What to work on. Your answer must be a single number: how many lines in the records include the word "Manage".

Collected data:
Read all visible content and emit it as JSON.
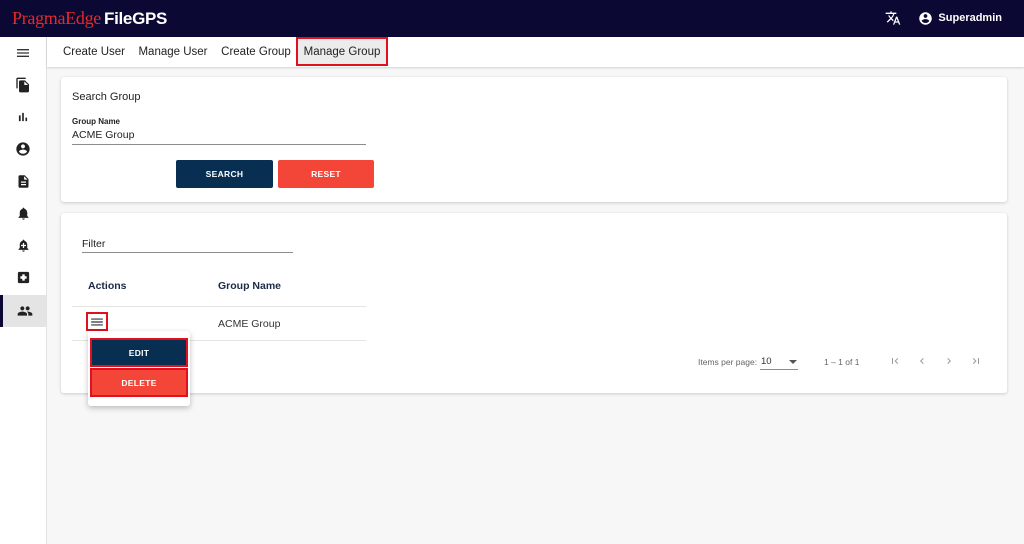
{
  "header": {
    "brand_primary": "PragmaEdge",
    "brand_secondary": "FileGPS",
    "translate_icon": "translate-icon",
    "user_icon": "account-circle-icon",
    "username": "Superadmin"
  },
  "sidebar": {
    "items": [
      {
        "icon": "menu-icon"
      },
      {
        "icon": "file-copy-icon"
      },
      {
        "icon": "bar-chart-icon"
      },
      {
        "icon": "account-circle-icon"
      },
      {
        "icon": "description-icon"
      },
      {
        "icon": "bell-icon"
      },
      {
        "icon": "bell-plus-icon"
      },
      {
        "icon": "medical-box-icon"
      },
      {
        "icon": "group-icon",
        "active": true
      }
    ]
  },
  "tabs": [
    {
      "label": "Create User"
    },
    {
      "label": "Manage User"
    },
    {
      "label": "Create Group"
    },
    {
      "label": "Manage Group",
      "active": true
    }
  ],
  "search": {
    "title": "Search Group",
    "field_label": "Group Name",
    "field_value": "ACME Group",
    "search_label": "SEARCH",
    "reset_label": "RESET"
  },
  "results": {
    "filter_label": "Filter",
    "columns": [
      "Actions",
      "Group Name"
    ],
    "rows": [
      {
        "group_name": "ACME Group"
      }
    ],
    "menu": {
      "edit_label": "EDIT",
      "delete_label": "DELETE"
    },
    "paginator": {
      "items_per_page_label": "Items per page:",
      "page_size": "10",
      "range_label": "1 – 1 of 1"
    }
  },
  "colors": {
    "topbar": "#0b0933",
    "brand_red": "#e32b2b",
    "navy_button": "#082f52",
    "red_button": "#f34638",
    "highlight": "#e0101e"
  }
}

Output. 2